While Mrs Merkel’s opposition Christian Democrats made a narrow gain against Mr Schroeder’s Social Democrats, winning 225 seats to 222, neither side secured a ruling majority.
However both candidates insist they have won a mandate to form the next government, sparking intense negotiations with minor parties.
Provisional results have given the Christian Democrats 35.2 percent of the vote against 34.3 percent for the Social Democrats, the party’s worst result since World War II.
Germany now faces days of political uncertainty, which could result in the two parties forming a coalition.
The pro-business Free Democrats won 61 seats, a new alliance called the Left Party had 54 and the Greens, junior partner in the current government, won 51.
Support from Mrs Merkel’s preferred coalition partners, the Free Democrats, would still not give her enough to form a centre-right majority.
Germany’s complex voting system means there could be further shifts in the balance of seats as final ballots are counted.
Nevertheless, Mrs Merkel said she has the upper hand and she will negotiate with all the major parties on creating a coalition.
“We are the strongest party and want to form the government,” she said.
But the charismatic Mr Schroeder, 61, also insisted he has been confirmed in power after seven years in office.
“I feel I have won approval to provide a stable government for the next four years under my leadership,” he told a euphoric crowd at SPD headquarters, his hands clasped above his head.
The results mean the parties led by Mrs Merkel and Mr Schroeder may be forced into an unwieldy grand left-right coalition, a prospect she has labelled a recipe for gridlock.
Mr Schroeder said his party would never enter into a coalition under Mrs Merkel, who had been tipped to win the election and become Germany’s first woman chancellor.
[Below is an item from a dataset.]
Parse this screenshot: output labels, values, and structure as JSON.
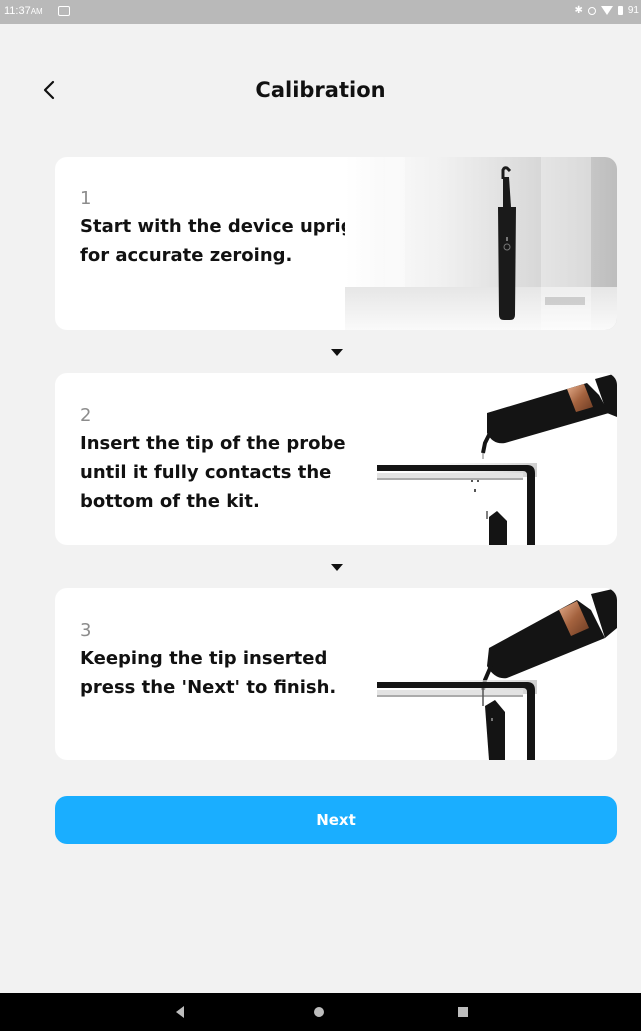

He is counting on winning over the Free Democrats to join his Social Democrats and the Greens, his current junior government partners, forming a so-called traffic light coalition for the party colours red, yellow and green.
But FDP leader Guido Westerwelle, recognising his role as possible kingmaker, vowed not to abandon Mrs Merkel in favour of Mr Schroeder and said he is counting on a shift in the results as the last ballots are counted.
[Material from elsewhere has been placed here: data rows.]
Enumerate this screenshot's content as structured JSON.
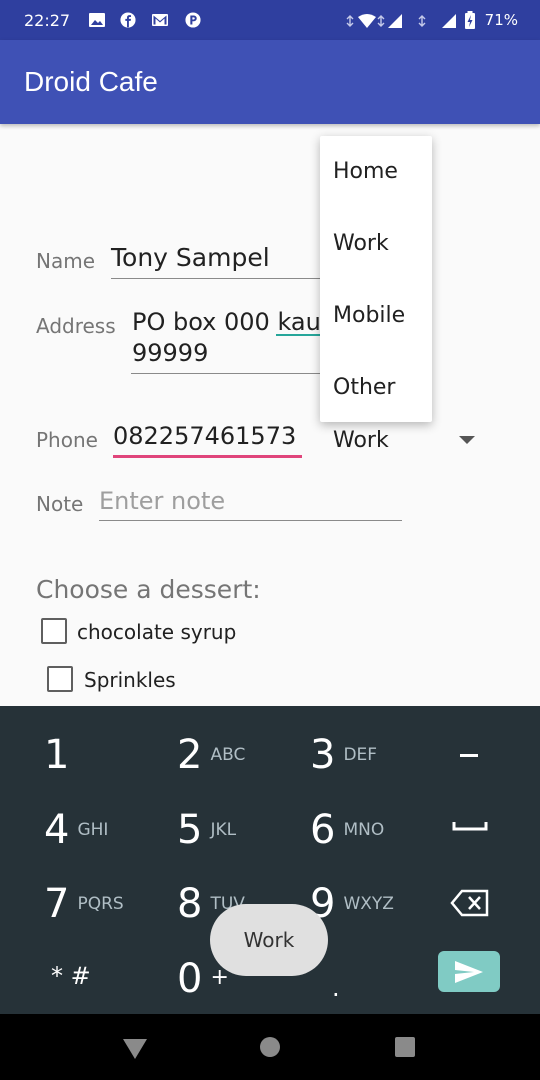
{
  "status_bar": {
    "time": "22:27",
    "battery": "71%",
    "notification_icons": [
      "image-icon",
      "facebook-icon",
      "gmail-icon",
      "p-icon"
    ]
  },
  "app_bar": {
    "title": "Droid Cafe"
  },
  "form": {
    "name_label": "Name",
    "name_value": "Tony Sampel",
    "address_label": "Address",
    "address_line1": "PO box 000 kau",
    "address_line2": "99999",
    "phone_label": "Phone",
    "phone_value": "082257461573",
    "phone_type": "Work",
    "note_label": "Note",
    "note_placeholder": "Enter note"
  },
  "dessert": {
    "heading": "Choose a dessert:",
    "options": [
      {
        "label": "chocolate syrup",
        "checked": false
      },
      {
        "label": "Sprinkles",
        "checked": false
      }
    ]
  },
  "popup_menu": {
    "items": [
      "Home",
      "Work",
      "Mobile",
      "Other"
    ]
  },
  "keyboard": {
    "keys": [
      {
        "num": "1",
        "letters": ""
      },
      {
        "num": "2",
        "letters": "ABC"
      },
      {
        "num": "3",
        "letters": "DEF"
      },
      {
        "num": "–",
        "letters": ""
      },
      {
        "num": "4",
        "letters": "GHI"
      },
      {
        "num": "5",
        "letters": "JKL"
      },
      {
        "num": "6",
        "letters": "MNO"
      },
      {
        "num": "␣",
        "letters": ""
      },
      {
        "num": "7",
        "letters": "PQRS"
      },
      {
        "num": "8",
        "letters": "TUV"
      },
      {
        "num": "9",
        "letters": "WXYZ"
      },
      {
        "num": "",
        "letters": ""
      },
      {
        "num": "* #",
        "letters": ""
      },
      {
        "num": "0",
        "letters": "+"
      },
      {
        "num": ".",
        "letters": ""
      }
    ]
  },
  "toast": {
    "text": "Work"
  },
  "colors": {
    "primary": "#3f51b5",
    "primary_dark": "#2f3f9f",
    "accent_pink": "#e0457b",
    "keyboard_bg": "#263238",
    "enter_key": "#80cbc4"
  }
}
“We hope that as the evening wears on, we will have enough to govern with the Christian Democratic Union … if not we will remain in the opposition,” Mr Westerwelle told supporters shortly after voting ended.
The FDP’s result means it is now the country’s third strongest party.
The Greens reached about 8.1 percent, better than forecast but not enough to save the government in its current form.
A three-way left-wing coalition featuring the Social Democrats, the Greens and the Left was ruled out by each of the parties, mainly due to the bad blood with the Left Party’s chief candidate Oskar Lafontaine, a former SPD leader and finance minister who resigned early on in Mr Schroeder’s reign.
Mrs Merkel, too, refused to negotiate with the far left, saying she planned to “talk to all political parties, except the Left Party” in her attempts to form a governing coalition.
Nearly 62 million Germans were called to the polls after Mr Schroeder forced through the election a year ahead of schedule, in an attempt to obtain a fresh mandate for his disputed economic reform drive.